_REQUIRED ACTION:_ All records, exactly as written, minus the pictures: copy them out.

[Items from an interface collection]
== Segment start ==
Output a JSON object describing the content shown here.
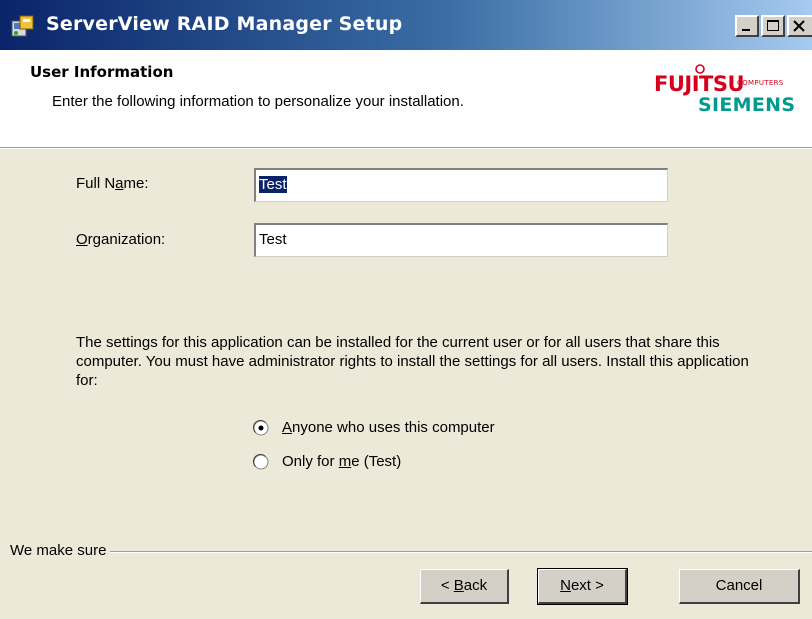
{
  "window": {
    "title": "ServerView RAID Manager Setup",
    "controls": [
      "minimize-icon",
      "maximize-icon",
      "close-icon"
    ]
  },
  "header": {
    "title": "User Information",
    "subtitle": "Enter the following information to personalize your installation.",
    "logo": {
      "line1": "FUJITSU",
      "line1_small": "COMPUTERS",
      "line2": "SIEMENS",
      "colors": {
        "fujitsu": "#d6001c",
        "siemens": "#009b8d"
      }
    }
  },
  "form": {
    "full_name_label_pre": "Full N",
    "full_name_label_key": "a",
    "full_name_label_post": "me:",
    "full_name_value": "Test",
    "organization_label_key": "O",
    "organization_label_post": "rganization:",
    "organization_value": "Test"
  },
  "install_scope": {
    "description": "The settings for this application can be installed for the current user or for all users that share this computer. You must have administrator rights to install the settings for all users. Install this application for:",
    "options": [
      {
        "key": "A",
        "rest": "nyone who uses this computer",
        "selected": true
      },
      {
        "pre": "Only for ",
        "key": "m",
        "rest": "e (Test)",
        "selected": false
      }
    ]
  },
  "footer": {
    "group_label": "We make sure",
    "back_pre": "< ",
    "back_key": "B",
    "back_rest": "ack",
    "next_key": "N",
    "next_rest": "ext >",
    "cancel": "Cancel"
  },
  "colors": {
    "title_bar_start": "#0a246a",
    "title_bar_end": "#a6caf0",
    "dialog_bg": "#ece9d8",
    "selection": "#0a246a"
  }
}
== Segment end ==
_RESPONSE FOR THIS EXERCISE:_
Output a JSON object describing the content shown here.
{
  "window": {
    "title": "ServerView RAID Manager Setup",
    "controls": [
      "minimize-icon",
      "maximize-icon",
      "close-icon"
    ]
  },
  "header": {
    "title": "User Information",
    "subtitle": "Enter the following information to personalize your installation.",
    "logo": {
      "line1": "FUJITSU",
      "line1_small": "COMPUTERS",
      "line2": "SIEMENS",
      "colors": {
        "fujitsu": "#d6001c",
        "siemens": "#009b8d"
      }
    }
  },
  "form": {
    "full_name_label_pre": "Full N",
    "full_name_label_key": "a",
    "full_name_label_post": "me:",
    "full_name_value": "Test",
    "organization_label_key": "O",
    "organization_label_post": "rganization:",
    "organization_value": "Test"
  },
  "install_scope": {
    "description": "The settings for this application can be installed for the current user or for all users that share this computer. You must have administrator rights to install the settings for all users. Install this application for:",
    "options": [
      {
        "key": "A",
        "rest": "nyone who uses this computer",
        "selected": true
      },
      {
        "pre": "Only for ",
        "key": "m",
        "rest": "e (Test)",
        "selected": false
      }
    ]
  },
  "footer": {
    "group_label": "We make sure",
    "back_pre": "< ",
    "back_key": "B",
    "back_rest": "ack",
    "next_key": "N",
    "next_rest": "ext >",
    "cancel": "Cancel"
  },
  "colors": {
    "title_bar_start": "#0a246a",
    "title_bar_end": "#a6caf0",
    "dialog_bg": "#ece9d8",
    "selection": "#0a246a"
  }
}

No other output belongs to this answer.